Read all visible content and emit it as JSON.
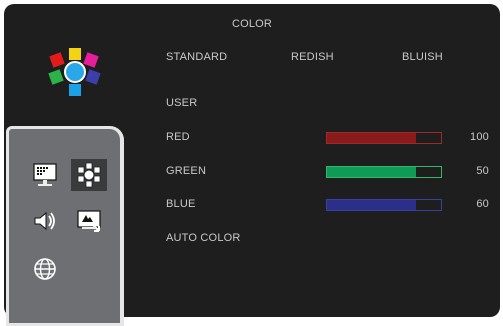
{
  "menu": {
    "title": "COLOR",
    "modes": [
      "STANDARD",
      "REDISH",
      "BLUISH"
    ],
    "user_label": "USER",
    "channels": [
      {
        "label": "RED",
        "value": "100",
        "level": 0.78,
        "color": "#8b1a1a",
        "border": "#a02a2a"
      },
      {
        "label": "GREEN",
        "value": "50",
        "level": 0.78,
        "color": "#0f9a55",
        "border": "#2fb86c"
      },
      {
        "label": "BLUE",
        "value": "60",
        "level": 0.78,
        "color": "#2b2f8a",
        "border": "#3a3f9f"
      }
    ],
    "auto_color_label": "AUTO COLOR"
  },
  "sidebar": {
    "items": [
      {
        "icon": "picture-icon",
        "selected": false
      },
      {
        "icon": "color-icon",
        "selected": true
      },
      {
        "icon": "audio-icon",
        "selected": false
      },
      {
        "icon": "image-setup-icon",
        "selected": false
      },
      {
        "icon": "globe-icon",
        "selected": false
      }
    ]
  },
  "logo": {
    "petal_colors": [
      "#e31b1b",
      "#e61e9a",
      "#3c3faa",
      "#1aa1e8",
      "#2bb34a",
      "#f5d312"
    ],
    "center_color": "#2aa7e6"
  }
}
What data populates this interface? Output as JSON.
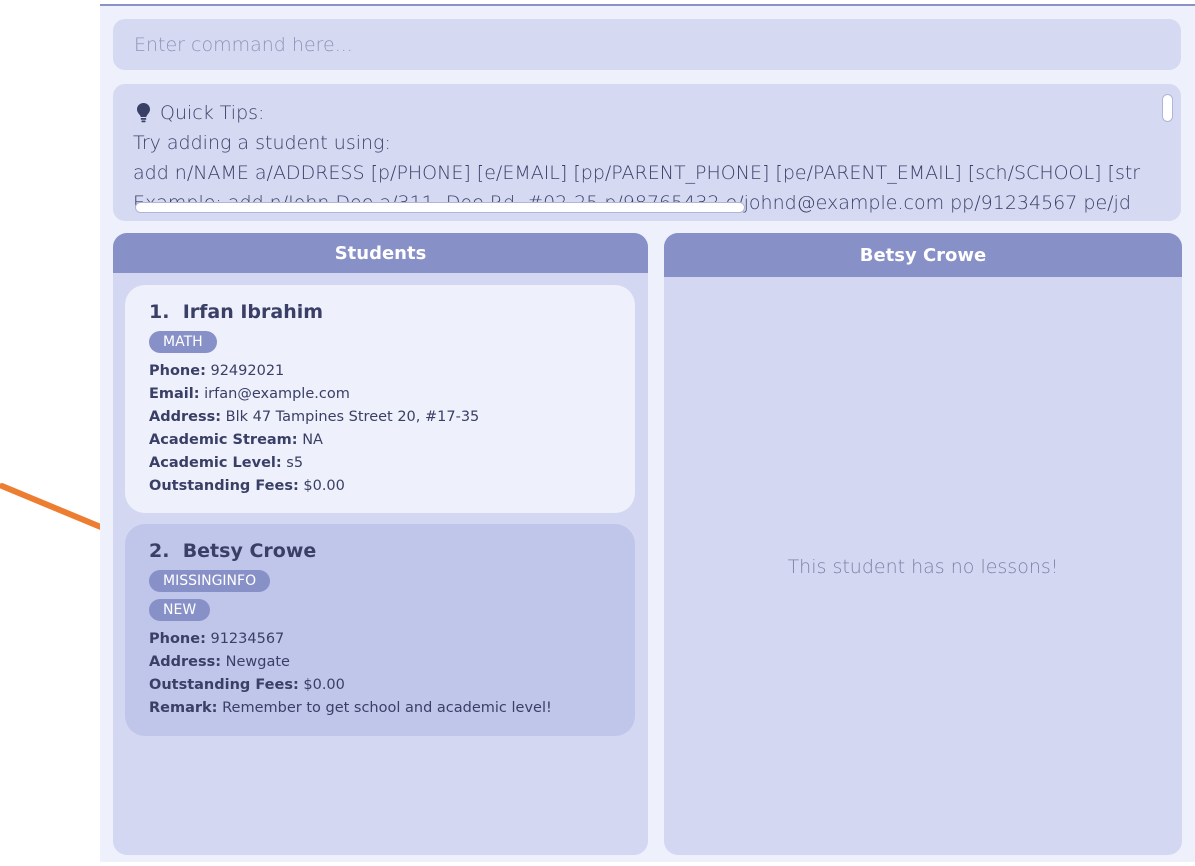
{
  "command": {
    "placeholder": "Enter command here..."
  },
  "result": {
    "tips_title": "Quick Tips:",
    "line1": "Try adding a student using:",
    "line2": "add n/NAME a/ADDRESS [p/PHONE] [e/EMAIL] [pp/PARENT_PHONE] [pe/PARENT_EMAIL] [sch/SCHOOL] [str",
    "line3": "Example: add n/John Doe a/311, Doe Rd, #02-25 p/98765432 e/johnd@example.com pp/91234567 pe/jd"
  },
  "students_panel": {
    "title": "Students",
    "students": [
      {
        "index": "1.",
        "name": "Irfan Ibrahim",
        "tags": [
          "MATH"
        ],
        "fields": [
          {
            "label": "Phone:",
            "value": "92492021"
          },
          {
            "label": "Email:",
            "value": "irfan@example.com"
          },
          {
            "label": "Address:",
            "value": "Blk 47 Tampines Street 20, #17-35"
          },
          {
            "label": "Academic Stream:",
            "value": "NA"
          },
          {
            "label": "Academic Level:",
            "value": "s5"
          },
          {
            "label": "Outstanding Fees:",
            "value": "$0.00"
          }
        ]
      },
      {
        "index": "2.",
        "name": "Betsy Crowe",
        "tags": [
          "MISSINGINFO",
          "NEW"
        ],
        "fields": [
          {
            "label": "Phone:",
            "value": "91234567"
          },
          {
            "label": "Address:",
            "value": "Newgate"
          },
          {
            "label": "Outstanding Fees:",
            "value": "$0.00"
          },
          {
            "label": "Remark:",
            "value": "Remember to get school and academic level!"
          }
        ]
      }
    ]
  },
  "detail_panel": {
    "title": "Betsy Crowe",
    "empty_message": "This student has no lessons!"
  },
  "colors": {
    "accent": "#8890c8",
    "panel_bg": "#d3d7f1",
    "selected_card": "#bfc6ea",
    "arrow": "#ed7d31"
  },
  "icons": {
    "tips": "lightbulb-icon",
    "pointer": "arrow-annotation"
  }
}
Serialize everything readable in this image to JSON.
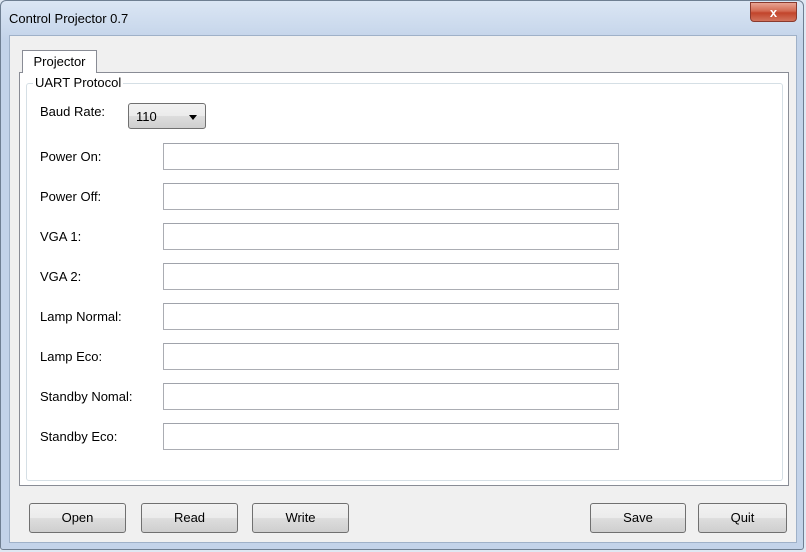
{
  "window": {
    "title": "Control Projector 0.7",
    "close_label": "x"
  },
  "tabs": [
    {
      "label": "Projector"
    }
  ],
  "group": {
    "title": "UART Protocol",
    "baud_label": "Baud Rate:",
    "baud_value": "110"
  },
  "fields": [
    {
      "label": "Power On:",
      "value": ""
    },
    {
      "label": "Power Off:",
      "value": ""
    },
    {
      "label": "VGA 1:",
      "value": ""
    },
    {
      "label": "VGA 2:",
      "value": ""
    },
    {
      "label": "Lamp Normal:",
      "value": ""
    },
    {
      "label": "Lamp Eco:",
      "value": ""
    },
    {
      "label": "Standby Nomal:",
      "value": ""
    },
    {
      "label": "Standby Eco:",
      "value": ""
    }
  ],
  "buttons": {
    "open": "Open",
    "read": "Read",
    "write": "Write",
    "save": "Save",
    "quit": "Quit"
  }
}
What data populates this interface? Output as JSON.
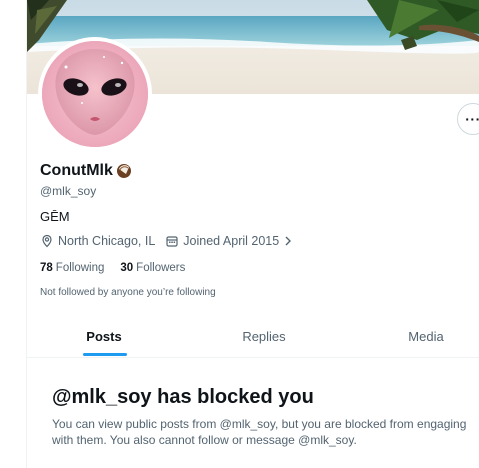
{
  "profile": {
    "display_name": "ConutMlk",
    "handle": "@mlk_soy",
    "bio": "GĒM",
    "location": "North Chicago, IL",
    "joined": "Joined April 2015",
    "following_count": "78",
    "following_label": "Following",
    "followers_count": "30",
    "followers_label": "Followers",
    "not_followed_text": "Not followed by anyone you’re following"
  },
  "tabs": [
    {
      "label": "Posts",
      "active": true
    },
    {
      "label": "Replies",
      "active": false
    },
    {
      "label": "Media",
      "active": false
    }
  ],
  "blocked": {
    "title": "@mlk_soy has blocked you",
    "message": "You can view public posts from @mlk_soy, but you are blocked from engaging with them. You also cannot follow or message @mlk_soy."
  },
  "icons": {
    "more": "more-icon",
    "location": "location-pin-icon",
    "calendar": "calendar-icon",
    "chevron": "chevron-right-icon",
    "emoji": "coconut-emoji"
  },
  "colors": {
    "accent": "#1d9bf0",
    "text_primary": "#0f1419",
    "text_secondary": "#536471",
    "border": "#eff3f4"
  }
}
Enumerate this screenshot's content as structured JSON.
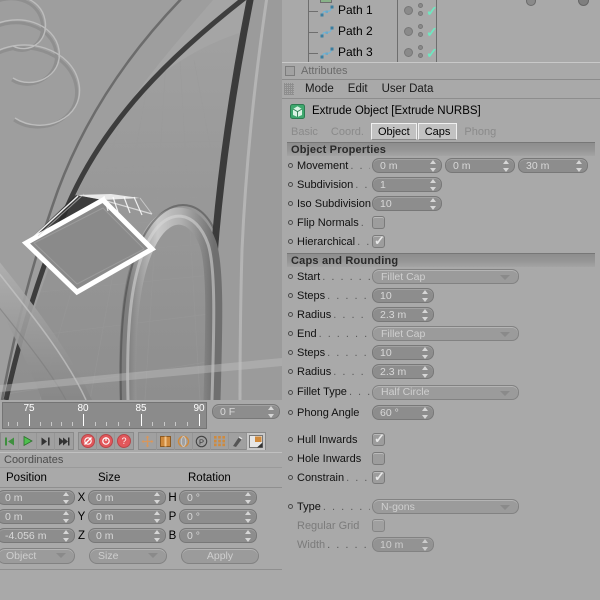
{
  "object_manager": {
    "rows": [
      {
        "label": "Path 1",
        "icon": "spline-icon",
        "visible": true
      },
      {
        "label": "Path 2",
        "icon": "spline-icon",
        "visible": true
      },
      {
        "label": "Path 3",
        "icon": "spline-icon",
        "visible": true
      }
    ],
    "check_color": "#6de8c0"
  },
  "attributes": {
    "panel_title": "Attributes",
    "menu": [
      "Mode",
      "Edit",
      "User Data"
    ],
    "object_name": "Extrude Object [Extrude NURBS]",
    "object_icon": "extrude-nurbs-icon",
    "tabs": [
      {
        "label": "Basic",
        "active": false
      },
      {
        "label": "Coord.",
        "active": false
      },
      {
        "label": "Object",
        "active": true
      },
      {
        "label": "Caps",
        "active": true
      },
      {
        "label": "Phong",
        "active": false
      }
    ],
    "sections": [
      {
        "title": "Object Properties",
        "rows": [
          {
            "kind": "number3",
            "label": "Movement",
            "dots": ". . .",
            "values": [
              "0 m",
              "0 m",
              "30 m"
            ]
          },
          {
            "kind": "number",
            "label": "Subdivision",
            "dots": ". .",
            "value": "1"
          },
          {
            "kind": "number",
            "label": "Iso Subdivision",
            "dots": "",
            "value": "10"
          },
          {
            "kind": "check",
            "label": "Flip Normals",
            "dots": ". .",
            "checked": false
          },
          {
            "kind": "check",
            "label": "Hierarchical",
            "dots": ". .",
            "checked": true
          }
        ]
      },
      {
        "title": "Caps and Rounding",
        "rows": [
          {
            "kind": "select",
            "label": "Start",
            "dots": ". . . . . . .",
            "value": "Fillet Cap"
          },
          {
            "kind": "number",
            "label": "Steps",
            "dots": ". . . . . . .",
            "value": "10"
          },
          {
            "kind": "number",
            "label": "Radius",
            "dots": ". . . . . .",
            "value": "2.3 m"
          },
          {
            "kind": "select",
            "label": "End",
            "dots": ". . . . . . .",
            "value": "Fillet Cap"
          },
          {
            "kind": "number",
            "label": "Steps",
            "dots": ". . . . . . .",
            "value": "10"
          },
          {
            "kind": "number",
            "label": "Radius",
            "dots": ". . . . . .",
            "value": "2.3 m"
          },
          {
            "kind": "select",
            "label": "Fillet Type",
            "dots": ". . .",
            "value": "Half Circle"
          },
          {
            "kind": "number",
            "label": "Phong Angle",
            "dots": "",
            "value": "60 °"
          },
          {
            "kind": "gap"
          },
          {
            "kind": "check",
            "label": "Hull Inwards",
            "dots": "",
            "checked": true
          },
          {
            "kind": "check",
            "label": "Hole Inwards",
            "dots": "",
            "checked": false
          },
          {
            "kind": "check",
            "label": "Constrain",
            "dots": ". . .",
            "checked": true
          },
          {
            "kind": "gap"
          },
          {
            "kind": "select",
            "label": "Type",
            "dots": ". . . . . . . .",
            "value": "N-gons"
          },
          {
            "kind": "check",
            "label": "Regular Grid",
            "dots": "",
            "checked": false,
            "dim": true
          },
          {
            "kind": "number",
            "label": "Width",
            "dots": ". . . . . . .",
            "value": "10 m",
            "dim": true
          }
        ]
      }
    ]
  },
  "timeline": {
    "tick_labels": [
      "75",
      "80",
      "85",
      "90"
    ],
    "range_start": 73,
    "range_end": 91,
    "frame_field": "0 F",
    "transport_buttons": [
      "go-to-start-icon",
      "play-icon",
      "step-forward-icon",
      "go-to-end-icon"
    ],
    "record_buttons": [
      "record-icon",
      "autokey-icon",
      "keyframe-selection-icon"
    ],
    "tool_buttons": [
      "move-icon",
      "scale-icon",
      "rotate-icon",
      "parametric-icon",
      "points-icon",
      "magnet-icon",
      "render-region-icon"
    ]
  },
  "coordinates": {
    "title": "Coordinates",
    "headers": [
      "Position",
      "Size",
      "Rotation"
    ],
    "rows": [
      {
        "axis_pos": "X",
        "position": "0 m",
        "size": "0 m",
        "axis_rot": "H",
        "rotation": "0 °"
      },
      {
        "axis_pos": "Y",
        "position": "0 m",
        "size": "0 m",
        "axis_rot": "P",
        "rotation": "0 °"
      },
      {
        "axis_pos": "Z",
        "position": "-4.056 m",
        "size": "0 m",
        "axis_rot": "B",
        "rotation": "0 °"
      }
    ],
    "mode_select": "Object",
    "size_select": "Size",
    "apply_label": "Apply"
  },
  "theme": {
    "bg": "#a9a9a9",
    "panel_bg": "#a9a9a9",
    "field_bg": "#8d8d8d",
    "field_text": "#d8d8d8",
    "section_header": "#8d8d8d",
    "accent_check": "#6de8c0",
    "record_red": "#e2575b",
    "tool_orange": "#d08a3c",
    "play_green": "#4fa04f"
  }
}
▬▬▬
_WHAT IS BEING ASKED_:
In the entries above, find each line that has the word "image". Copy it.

_TASK RESPONSE_:
        "icon": "image-setup-icon",
Serialize everything readable in this image to JSON.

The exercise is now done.